§ **YOUR GOAL**:
The whole listing below should be retyped exactly, without any images.

**** RECORDS

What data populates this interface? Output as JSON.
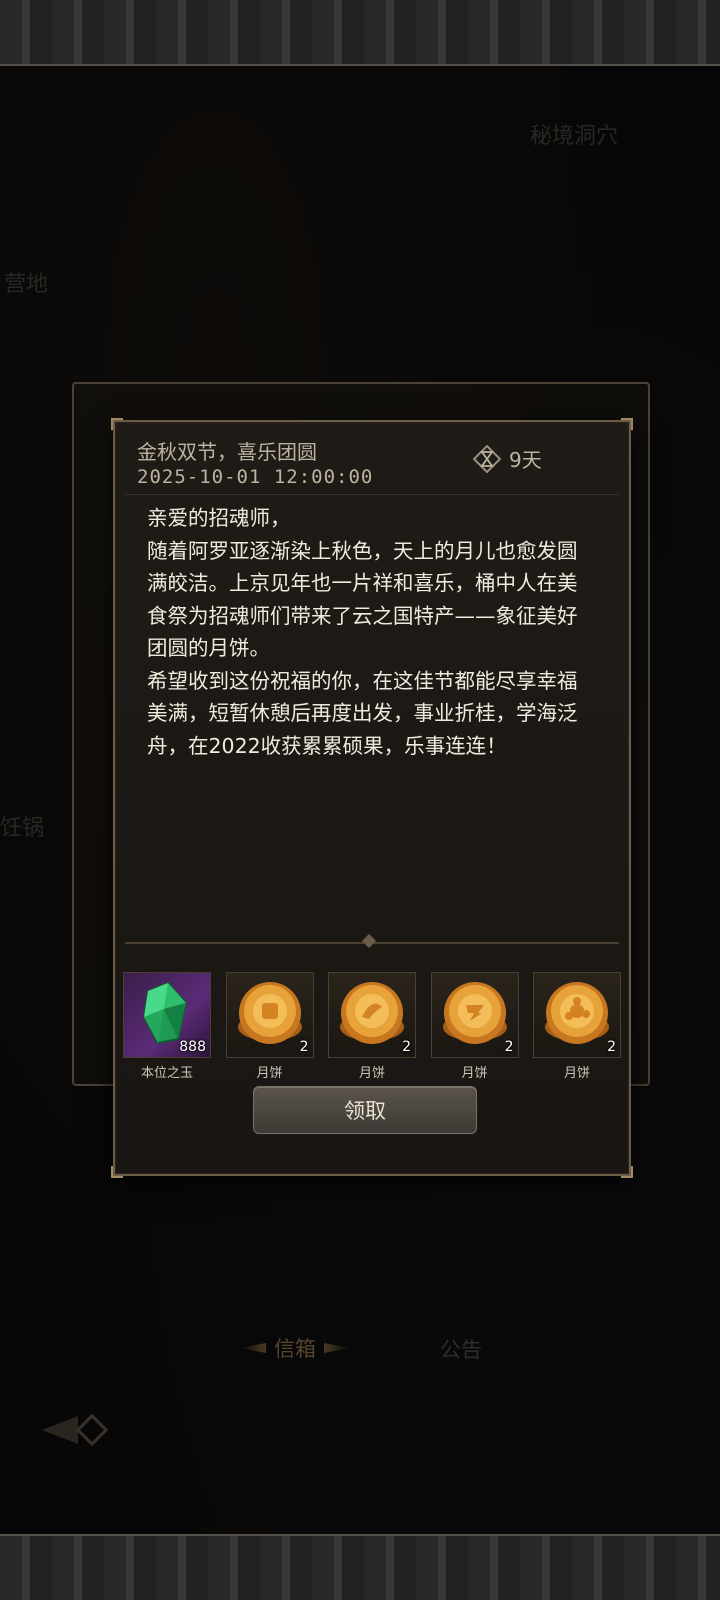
{
  "background": {
    "labels": [
      "秘境洞穴",
      "营地",
      "饪锅"
    ]
  },
  "mail": {
    "title": "金秋双节，喜乐团圆",
    "date": "2025-10-01  12:00:00",
    "expire": "9天",
    "body": "亲爱的招魂师，\n随着阿罗亚逐渐染上秋色，天上的月儿也愈发圆满皎洁。上京见年也一片祥和喜乐，桶中人在美食祭为招魂师们带来了云之国特产——象征美好团圆的月饼。\n希望收到这份祝福的你，在这佳节都能尽享幸福美满，短暂休憩后再度出发，事业折桂，学海泛舟，在2022收获累累硕果，乐事连连！"
  },
  "rewards": [
    {
      "name": "本位之玉",
      "count": "888",
      "icon": "green-gem-icon"
    },
    {
      "name": "月饼",
      "count": "2",
      "icon": "mooncake-icon"
    },
    {
      "name": "月饼",
      "count": "2",
      "icon": "mooncake-icon"
    },
    {
      "name": "月饼",
      "count": "2",
      "icon": "mooncake-icon"
    },
    {
      "name": "月饼",
      "count": "2",
      "icon": "mooncake-icon"
    }
  ],
  "claim_label": "领取",
  "tabs": {
    "mail": "信箱",
    "notice": "公告"
  },
  "colors": {
    "panel_border": "#6a5c46",
    "mooncake": "#e8a23a",
    "gem": "#2fbf6a"
  }
}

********

§ **SOLUTION FOR THIS PROBLEM**:
What data populates this interface? Output as JSON.
{
  "background": {
    "labels": [
      "秘境洞穴",
      "营地",
      "饪锅"
    ]
  },
  "mail": {
    "title": "金秋双节，喜乐团圆",
    "date": "2025-10-01  12:00:00",
    "expire": "9天",
    "body": "亲爱的招魂师，\n随着阿罗亚逐渐染上秋色，天上的月儿也愈发圆满皎洁。上京见年也一片祥和喜乐，桶中人在美食祭为招魂师们带来了云之国特产——象征美好团圆的月饼。\n希望收到这份祝福的你，在这佳节都能尽享幸福美满，短暂休憩后再度出发，事业折桂，学海泛舟，在2022收获累累硕果，乐事连连！"
  },
  "rewards": [
    {
      "name": "本位之玉",
      "count": "888",
      "icon": "green-gem-icon"
    },
    {
      "name": "月饼",
      "count": "2",
      "icon": "mooncake-icon"
    },
    {
      "name": "月饼",
      "count": "2",
      "icon": "mooncake-icon"
    },
    {
      "name": "月饼",
      "count": "2",
      "icon": "mooncake-icon"
    },
    {
      "name": "月饼",
      "count": "2",
      "icon": "mooncake-icon"
    }
  ],
  "claim_label": "领取",
  "tabs": {
    "mail": "信箱",
    "notice": "公告"
  },
  "colors": {
    "panel_border": "#6a5c46",
    "mooncake": "#e8a23a",
    "gem": "#2fbf6a"
  }
}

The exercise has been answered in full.